### GOAL OF THE EXERCISE
All entries need to be written out again exactly, without their pictures.

### INFORMATION SUPPLIED
[Start of Attachment]

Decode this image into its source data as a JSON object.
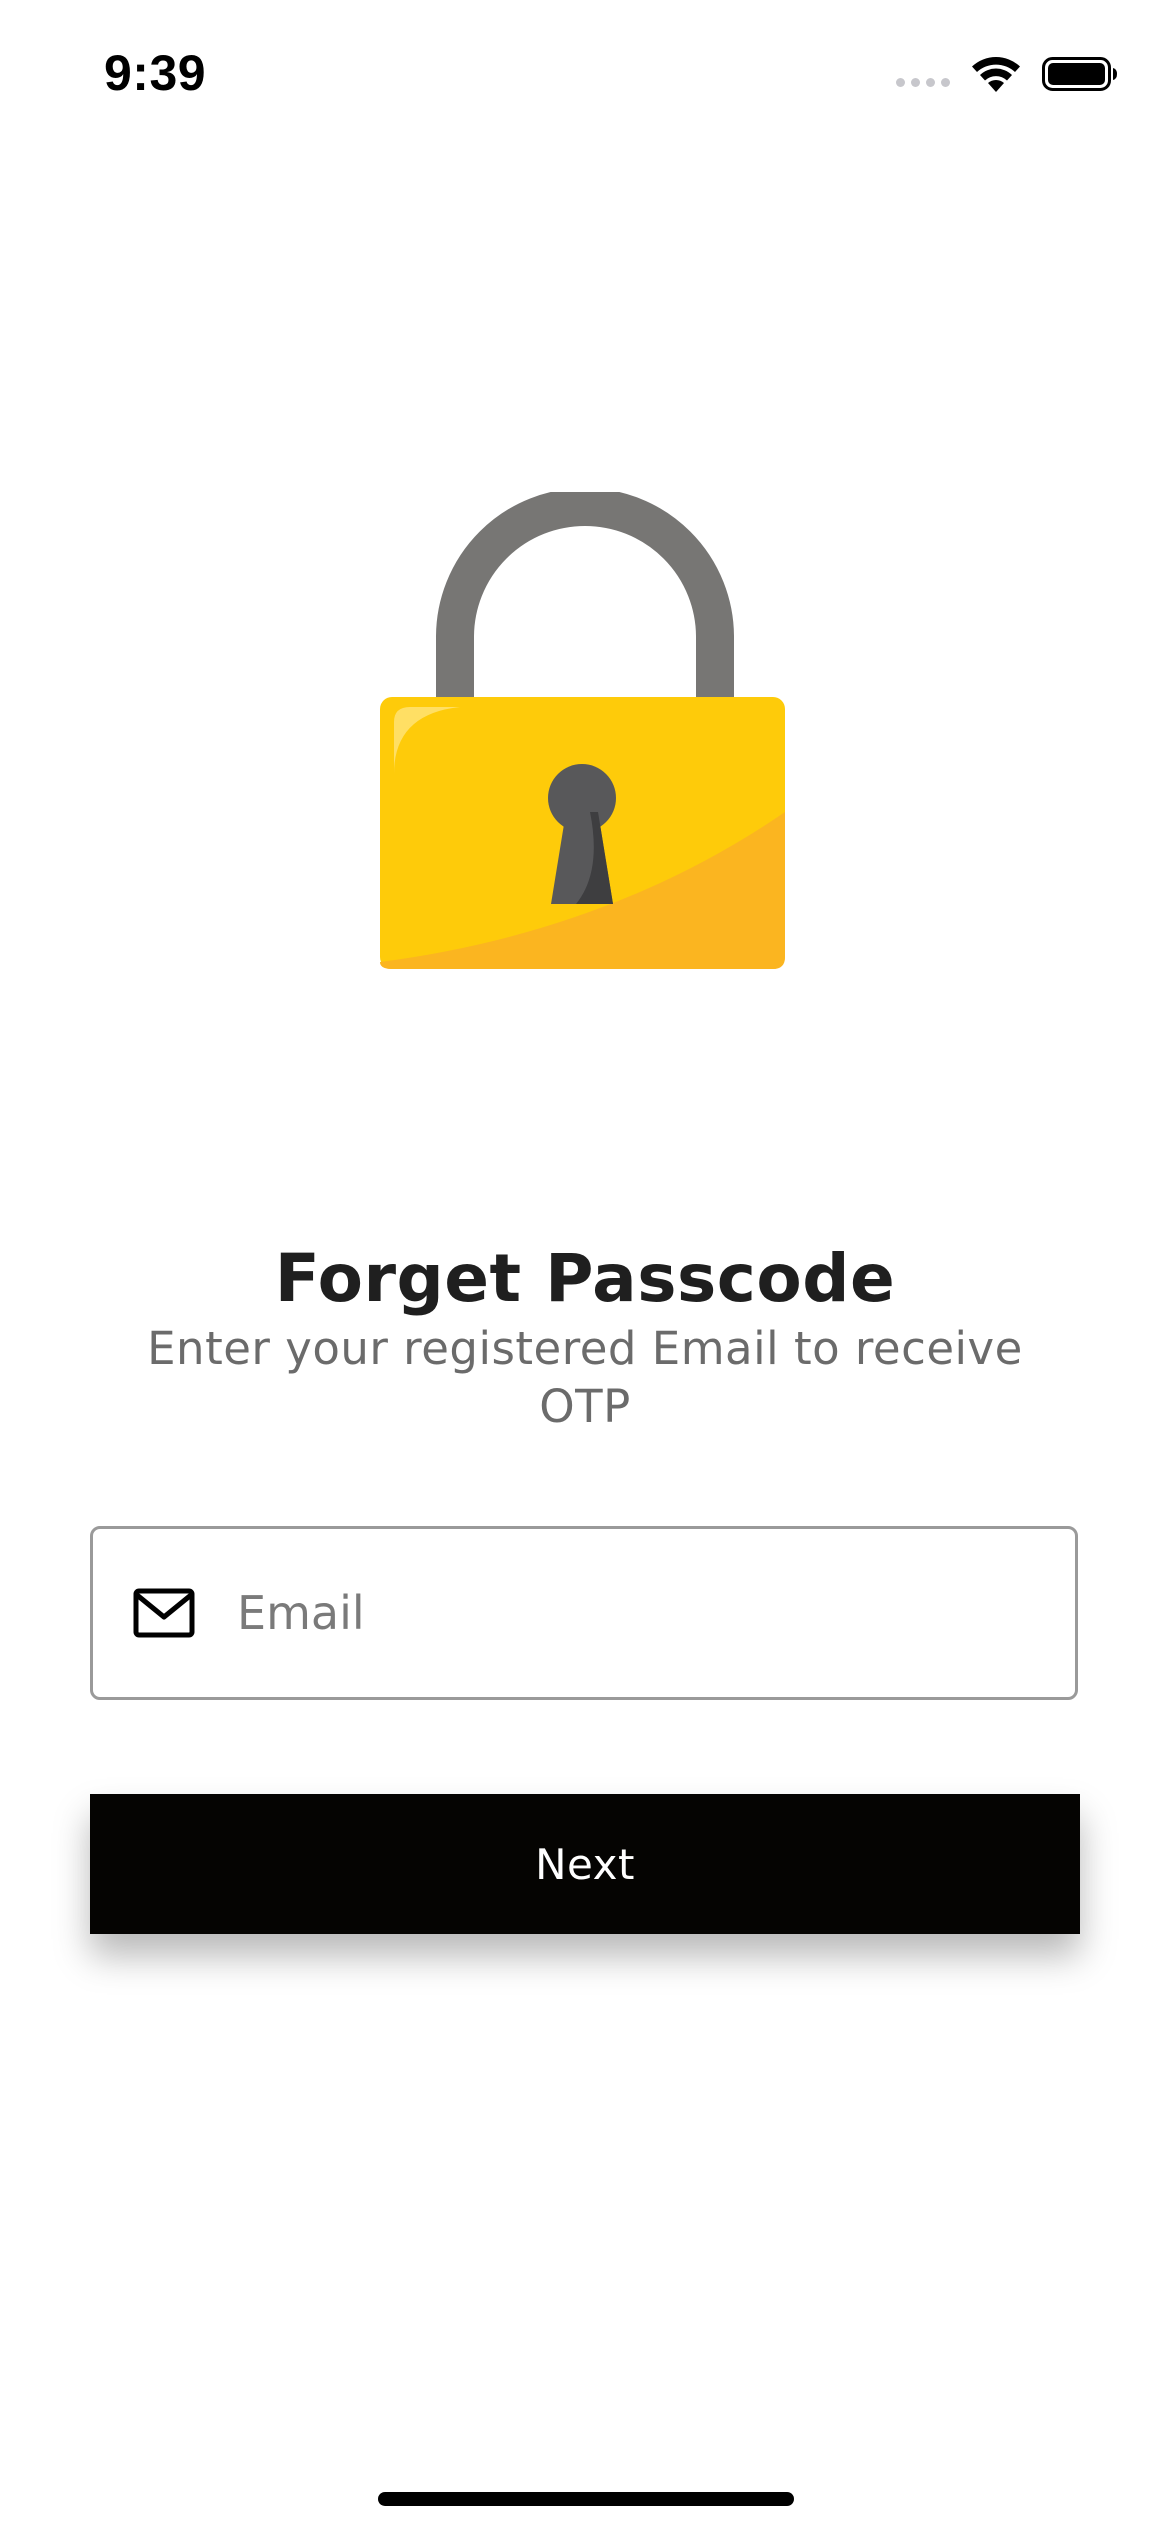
{
  "status_bar": {
    "time": "9:39",
    "icons": [
      "cellular-signal-icon",
      "wifi-icon",
      "battery-icon"
    ]
  },
  "illustration": {
    "icon": "padlock-icon",
    "colors": {
      "shackle": "#777674",
      "body": "#FECB0A",
      "body_shade": "#FBB520",
      "keyhole": "#58585A"
    }
  },
  "header": {
    "title": "Forget Passcode",
    "subtitle": "Enter your registered Email to receive OTP"
  },
  "form": {
    "email": {
      "icon": "mail-icon",
      "placeholder": "Email",
      "value": ""
    },
    "next_label": "Next"
  },
  "colors": {
    "background": "#FFFFFF",
    "button_background": "#050402",
    "button_text": "#FFFFFF",
    "field_border": "#9A9A9A",
    "subtitle_text": "#6B6B6B"
  }
}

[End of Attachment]

### ANSWER BOX
Decode this image into its source data as a JSON object.
{
  "status_bar": {
    "time": "9:39",
    "icons": [
      "cellular-signal-icon",
      "wifi-icon",
      "battery-icon"
    ]
  },
  "illustration": {
    "icon": "padlock-icon",
    "colors": {
      "shackle": "#777674",
      "body": "#FECB0A",
      "body_shade": "#FBB520",
      "keyhole": "#58585A"
    }
  },
  "header": {
    "title": "Forget Passcode",
    "subtitle": "Enter your registered Email to receive OTP"
  },
  "form": {
    "email": {
      "icon": "mail-icon",
      "placeholder": "Email",
      "value": ""
    },
    "next_label": "Next"
  },
  "colors": {
    "background": "#FFFFFF",
    "button_background": "#050402",
    "button_text": "#FFFFFF",
    "field_border": "#9A9A9A",
    "subtitle_text": "#6B6B6B"
  }
}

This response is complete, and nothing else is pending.